The mandate of the International Criminal Tribunal for Rwanda (ICTR) was extended until the end of 2011 for first-instance trials and to the end of 2012 for appeals. Ten suspects subject to arrest warrants by the ICTR remained at large. The ICTR Prosecutor made new applications in November to transfer cases to Rwanda. Past applications failed after Trial Chambers decided that the accused would not receive fair trials.

Universal jurisdiction – genocide suspects living abroad

Judicial proceedings against genocide suspects took place in Belgium, Finland, Netherlands, Spain, Switzerland, and the USA. Sweden consented to extradition in 2009, but the case has yet to be decided before the European Court of Human Rights. No country extradited genocide suspects to Rwanda due to fair trial concerns.

International Criminal Court

The Rwandan executive secretary of the Democratic Forces for the Liberation of Rwanda (FDLR), Callixte Mbarushimana, was arrested in October in France after an arrest warrant was issued by the International Criminal Court (ICC) for war crimes and crimes against humanity committed in eastern DRC in 2009. France had granted him refugee status in 2003 and French prosecuting authorities had declined to open criminal investigations into earlier allegations of his involvement in the Rwandan genocide. In November, his surrender to the ICC was ordered by the Paris Appeal Court.

Impunity for war crimes and crimes against humanity

  • A Spanish judge requested the extradition of Kayumba Nyamwasa from South Africa, where he fled from Rwanda in February. He was indicted by Spain in 2008 on charges of war crimes and crimes against humanity committed in 1994, as well as the murder of three Spanish aid workers in 1997 in Rwanda. Rwanda also requested his extradition on charges of threatening state security. South Africa had not acted on either request by the end of the year.
  • French magistrates conducted investigations in Rwanda in September into the shooting down of the plane in April 1994 which killed Rwandan President Juvénal Habyarimana and sparked the genocide. It was the first time that French magistrates had visited Rwanda as part of their investigations. French judges dropped international arrest warrants issued in November 2006 against nine senior RPF members for shooting down the plane, in which French nationals were also killed, and instead placed some of these individuals under investigation.

Failure to investigate and prosecute killings

Rwandan authorities failed to adequately investigate and prosecute killings before the elections.

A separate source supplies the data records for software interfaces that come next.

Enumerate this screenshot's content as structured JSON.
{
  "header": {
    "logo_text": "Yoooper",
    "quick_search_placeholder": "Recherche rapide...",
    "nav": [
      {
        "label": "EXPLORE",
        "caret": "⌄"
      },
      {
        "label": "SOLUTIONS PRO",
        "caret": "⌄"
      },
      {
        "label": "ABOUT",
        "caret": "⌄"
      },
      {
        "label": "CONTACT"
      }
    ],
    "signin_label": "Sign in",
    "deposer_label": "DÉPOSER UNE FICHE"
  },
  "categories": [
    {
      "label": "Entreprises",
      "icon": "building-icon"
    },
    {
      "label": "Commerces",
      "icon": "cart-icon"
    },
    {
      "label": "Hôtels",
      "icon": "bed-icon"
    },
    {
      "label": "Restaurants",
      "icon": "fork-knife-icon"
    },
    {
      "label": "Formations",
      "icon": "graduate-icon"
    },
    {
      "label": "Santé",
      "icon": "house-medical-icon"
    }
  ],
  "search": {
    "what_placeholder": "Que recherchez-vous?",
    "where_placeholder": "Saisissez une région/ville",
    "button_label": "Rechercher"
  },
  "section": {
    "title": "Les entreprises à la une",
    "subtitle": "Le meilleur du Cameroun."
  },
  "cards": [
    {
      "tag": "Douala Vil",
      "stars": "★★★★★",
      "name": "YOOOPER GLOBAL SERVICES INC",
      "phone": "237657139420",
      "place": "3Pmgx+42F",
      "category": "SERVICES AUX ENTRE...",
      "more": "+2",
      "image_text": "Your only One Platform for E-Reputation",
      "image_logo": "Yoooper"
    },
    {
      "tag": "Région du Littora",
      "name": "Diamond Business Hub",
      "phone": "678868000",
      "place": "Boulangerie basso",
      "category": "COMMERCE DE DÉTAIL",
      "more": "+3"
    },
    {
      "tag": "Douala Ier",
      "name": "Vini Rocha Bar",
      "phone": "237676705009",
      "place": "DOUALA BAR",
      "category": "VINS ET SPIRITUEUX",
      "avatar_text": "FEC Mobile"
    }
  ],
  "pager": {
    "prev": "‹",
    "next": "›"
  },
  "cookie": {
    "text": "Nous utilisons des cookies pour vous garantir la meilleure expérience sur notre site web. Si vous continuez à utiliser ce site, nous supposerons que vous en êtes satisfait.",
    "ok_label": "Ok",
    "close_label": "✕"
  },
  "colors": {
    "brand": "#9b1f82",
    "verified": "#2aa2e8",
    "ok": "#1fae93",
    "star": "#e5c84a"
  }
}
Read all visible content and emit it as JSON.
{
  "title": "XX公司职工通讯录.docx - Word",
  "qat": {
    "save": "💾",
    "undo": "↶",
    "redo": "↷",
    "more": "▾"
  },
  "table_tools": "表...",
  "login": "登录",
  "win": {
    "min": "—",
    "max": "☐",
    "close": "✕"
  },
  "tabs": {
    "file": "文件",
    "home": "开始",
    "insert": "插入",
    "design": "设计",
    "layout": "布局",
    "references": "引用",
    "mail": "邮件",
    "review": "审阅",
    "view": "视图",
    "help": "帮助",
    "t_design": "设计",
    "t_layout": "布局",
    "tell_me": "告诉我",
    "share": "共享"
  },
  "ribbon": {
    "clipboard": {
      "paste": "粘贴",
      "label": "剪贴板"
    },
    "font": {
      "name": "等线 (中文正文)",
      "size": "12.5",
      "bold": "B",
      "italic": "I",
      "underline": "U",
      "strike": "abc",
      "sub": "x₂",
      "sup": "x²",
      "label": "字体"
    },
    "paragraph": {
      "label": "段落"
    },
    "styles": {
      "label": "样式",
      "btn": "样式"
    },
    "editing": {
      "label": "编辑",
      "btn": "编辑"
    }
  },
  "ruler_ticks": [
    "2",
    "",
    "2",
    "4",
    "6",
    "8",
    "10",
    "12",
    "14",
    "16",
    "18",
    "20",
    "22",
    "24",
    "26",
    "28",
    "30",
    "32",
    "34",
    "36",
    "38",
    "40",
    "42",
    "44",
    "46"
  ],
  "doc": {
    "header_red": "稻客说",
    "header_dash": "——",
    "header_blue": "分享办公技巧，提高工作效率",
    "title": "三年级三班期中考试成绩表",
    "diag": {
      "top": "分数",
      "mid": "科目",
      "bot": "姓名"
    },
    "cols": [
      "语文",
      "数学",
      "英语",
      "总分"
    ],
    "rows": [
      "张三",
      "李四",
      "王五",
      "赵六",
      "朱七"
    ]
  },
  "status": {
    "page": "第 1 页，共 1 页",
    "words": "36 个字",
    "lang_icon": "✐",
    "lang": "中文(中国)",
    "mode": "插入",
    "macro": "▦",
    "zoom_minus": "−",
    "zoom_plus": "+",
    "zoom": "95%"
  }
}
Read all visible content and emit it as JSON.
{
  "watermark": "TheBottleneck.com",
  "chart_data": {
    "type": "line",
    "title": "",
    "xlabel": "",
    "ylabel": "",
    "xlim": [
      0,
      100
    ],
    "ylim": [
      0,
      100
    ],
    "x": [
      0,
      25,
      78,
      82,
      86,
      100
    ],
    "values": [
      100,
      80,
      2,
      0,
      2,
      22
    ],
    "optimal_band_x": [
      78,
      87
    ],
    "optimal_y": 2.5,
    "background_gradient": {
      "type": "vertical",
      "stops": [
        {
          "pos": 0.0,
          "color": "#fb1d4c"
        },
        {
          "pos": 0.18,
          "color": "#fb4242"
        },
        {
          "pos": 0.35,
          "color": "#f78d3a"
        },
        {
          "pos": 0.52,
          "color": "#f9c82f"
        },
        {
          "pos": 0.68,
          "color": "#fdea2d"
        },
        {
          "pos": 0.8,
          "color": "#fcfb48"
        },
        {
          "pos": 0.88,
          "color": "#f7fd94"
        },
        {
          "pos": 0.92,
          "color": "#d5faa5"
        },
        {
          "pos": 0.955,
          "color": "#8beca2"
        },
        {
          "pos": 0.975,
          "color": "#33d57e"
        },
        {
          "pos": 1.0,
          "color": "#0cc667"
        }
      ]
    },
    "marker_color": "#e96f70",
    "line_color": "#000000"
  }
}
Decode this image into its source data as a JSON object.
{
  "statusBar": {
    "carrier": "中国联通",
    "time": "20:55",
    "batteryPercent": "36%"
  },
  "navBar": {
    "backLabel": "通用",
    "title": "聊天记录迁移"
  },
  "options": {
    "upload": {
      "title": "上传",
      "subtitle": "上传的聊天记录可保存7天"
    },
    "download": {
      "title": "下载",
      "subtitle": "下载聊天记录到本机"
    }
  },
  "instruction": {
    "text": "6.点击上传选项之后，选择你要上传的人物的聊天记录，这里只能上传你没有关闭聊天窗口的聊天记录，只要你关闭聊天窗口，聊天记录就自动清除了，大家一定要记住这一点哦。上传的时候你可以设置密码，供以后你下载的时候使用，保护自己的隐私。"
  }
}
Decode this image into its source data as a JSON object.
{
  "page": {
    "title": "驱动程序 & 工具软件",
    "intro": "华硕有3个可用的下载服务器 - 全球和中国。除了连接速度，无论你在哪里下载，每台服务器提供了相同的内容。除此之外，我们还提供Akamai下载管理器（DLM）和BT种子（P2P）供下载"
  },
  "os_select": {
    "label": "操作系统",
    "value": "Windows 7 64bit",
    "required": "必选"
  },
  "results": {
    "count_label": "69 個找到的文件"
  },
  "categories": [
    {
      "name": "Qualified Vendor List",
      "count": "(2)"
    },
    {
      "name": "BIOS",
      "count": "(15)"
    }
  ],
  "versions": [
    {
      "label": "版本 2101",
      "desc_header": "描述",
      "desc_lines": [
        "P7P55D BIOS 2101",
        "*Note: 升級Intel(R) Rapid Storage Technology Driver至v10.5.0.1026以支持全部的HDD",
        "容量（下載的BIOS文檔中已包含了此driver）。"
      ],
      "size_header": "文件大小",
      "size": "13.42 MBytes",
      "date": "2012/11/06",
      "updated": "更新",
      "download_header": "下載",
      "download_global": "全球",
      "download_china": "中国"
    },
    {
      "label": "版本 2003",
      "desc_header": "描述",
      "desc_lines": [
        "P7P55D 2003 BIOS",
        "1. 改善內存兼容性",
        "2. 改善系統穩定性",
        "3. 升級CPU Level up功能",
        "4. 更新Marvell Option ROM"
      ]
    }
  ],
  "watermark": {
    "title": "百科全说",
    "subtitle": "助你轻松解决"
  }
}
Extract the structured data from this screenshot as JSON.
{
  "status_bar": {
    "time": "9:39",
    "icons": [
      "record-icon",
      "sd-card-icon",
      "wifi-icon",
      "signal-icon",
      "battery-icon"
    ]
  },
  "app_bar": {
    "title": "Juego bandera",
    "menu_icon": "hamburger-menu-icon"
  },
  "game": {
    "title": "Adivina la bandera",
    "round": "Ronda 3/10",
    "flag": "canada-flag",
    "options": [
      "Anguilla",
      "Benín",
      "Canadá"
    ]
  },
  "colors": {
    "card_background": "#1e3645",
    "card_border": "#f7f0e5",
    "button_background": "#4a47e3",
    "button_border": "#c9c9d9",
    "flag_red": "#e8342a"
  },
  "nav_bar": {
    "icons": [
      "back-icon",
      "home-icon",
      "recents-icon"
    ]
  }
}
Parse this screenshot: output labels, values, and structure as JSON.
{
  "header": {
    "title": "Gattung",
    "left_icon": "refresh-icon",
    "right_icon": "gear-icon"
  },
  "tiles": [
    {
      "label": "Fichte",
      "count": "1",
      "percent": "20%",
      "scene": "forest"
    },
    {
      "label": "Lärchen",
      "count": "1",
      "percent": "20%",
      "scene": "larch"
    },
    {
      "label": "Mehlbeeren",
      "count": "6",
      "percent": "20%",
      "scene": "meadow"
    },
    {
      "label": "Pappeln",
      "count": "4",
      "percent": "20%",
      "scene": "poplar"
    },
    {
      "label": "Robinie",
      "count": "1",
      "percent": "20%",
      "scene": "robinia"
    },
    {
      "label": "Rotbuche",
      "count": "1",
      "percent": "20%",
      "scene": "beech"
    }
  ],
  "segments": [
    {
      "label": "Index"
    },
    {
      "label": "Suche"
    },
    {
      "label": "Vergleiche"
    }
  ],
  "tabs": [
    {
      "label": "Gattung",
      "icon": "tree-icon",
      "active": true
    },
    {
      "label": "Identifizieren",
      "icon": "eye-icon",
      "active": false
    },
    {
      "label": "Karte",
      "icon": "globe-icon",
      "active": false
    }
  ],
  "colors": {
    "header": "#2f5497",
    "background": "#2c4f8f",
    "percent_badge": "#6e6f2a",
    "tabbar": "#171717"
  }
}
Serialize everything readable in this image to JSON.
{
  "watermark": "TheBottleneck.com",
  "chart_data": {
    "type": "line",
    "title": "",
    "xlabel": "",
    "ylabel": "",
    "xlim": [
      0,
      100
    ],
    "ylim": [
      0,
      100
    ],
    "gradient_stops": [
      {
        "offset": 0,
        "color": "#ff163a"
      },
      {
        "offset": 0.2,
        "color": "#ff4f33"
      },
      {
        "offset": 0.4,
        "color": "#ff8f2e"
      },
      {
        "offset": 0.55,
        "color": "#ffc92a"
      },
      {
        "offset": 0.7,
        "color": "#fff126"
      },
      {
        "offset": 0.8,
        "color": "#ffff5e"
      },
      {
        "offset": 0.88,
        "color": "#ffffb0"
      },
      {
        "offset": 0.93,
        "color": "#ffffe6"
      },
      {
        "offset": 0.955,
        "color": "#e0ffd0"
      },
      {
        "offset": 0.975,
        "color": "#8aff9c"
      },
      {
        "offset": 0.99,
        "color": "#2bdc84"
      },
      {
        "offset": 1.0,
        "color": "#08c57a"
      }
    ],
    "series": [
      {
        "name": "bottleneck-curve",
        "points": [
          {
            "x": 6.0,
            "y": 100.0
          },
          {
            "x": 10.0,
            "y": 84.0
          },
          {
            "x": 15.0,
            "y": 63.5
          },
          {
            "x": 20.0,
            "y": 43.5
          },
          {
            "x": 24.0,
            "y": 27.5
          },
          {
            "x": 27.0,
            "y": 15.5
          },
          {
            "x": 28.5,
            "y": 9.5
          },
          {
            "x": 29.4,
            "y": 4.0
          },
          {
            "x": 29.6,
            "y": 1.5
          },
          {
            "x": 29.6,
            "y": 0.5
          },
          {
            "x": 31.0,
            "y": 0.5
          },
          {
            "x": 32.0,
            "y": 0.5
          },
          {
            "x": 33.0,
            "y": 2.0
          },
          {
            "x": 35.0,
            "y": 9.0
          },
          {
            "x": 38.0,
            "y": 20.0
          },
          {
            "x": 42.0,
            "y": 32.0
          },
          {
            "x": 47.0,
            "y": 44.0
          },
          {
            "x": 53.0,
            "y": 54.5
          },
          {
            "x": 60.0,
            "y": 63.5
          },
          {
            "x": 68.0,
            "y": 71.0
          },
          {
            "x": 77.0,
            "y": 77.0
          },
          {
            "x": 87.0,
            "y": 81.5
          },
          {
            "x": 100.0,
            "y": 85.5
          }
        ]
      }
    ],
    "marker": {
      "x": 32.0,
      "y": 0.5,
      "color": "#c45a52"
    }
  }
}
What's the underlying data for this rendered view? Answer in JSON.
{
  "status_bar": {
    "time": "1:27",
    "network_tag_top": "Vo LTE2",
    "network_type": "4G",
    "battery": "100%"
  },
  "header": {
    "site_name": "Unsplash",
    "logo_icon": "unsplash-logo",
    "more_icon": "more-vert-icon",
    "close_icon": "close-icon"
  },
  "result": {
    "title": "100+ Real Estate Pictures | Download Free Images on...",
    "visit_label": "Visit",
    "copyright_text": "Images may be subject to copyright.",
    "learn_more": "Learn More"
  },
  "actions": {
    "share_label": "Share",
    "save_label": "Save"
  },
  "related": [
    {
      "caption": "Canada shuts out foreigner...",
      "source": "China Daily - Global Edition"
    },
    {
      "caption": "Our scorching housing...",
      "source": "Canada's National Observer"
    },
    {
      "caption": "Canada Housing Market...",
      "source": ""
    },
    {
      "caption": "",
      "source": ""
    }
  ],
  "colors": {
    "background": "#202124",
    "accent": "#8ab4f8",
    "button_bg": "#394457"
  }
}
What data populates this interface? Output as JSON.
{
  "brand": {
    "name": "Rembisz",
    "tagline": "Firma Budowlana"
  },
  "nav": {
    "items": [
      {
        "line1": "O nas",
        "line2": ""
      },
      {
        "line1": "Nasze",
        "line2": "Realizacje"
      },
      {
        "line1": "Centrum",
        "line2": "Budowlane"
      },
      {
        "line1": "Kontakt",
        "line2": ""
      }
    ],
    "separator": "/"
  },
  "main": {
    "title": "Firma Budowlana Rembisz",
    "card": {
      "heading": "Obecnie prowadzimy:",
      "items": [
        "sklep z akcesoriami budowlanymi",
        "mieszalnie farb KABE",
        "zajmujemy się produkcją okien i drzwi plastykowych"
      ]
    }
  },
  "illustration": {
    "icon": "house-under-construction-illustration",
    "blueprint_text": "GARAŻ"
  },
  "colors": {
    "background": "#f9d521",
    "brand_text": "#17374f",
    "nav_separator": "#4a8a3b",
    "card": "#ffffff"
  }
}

  • André Kagwa Rwisereka, Vice President of the opposition Democratic Green Party, was found dead in Butare on 14 July. André Rwisereka, who left the RPF to create the Democratic Green Party, had been concerned for his security in the weeks before his murder. The police opened investigations, but the prosecution claimed to have insufficient evidence to press charges.
  • Denis Ntare Semadwinga was stabbed to death at his home in Gisenyi on 20 June. Before his murder, he had been questioned by Rwandan security services about his relationship with Laurent Nkunda.